* Your task
Search the data below for the string "name" and copy all lines where it shows up.

* Records for this exercise
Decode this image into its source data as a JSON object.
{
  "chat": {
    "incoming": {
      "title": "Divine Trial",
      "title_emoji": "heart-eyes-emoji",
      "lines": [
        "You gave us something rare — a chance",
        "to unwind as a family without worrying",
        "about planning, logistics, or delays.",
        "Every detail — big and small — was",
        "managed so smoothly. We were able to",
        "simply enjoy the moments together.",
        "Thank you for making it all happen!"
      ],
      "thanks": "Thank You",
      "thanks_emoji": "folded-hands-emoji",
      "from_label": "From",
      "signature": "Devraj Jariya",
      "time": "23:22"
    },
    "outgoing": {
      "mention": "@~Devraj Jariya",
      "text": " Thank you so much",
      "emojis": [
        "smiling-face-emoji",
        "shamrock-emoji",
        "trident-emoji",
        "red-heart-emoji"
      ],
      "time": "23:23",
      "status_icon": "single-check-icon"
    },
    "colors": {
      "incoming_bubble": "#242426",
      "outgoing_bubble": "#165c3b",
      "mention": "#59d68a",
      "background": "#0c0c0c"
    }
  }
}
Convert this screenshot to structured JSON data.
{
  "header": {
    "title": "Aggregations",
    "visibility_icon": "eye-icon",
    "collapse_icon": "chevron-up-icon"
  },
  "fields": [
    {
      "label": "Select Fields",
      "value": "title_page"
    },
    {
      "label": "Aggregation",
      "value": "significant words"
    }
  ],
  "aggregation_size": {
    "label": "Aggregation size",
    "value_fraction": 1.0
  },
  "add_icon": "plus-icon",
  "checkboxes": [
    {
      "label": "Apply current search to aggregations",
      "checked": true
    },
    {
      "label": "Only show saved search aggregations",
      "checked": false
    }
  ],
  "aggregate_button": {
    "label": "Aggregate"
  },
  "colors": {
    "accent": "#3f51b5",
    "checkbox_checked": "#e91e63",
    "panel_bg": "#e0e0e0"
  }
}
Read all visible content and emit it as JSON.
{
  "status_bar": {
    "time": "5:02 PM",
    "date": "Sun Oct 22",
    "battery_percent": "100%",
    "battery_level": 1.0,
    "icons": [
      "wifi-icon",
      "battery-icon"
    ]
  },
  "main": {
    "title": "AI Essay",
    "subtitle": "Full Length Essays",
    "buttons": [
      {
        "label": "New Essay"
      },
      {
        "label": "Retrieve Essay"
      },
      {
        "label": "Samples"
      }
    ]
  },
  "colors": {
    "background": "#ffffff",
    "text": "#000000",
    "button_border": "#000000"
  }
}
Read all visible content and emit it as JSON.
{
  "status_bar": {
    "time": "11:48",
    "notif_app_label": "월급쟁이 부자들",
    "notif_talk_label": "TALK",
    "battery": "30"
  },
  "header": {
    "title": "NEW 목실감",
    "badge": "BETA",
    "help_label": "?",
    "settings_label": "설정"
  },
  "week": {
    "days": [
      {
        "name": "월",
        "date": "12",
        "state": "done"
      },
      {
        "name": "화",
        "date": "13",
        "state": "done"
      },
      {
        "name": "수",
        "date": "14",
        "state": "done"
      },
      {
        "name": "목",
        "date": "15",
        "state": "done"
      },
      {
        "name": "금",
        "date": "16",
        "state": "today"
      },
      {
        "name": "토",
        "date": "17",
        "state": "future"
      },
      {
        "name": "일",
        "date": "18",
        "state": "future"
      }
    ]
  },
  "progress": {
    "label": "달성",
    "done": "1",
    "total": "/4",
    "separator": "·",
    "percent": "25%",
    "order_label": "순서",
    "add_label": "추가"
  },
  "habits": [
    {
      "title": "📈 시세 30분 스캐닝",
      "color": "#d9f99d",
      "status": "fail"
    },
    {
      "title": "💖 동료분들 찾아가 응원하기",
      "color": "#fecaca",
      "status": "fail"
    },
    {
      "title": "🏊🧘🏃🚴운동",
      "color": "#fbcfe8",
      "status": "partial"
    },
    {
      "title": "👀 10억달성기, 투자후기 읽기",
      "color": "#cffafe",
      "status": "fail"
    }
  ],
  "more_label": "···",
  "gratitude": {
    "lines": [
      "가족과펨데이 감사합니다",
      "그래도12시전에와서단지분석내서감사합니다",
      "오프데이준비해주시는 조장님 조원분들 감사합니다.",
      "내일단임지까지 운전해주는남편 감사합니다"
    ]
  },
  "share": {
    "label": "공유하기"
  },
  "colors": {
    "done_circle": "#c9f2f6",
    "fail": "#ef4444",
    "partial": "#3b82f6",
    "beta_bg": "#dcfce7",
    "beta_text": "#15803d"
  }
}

* Task answer
        "name": "월",
        "name": "화",
        "name": "수",
        "name": "목",
        "name": "금",
        "name": "토",
        "name": "일",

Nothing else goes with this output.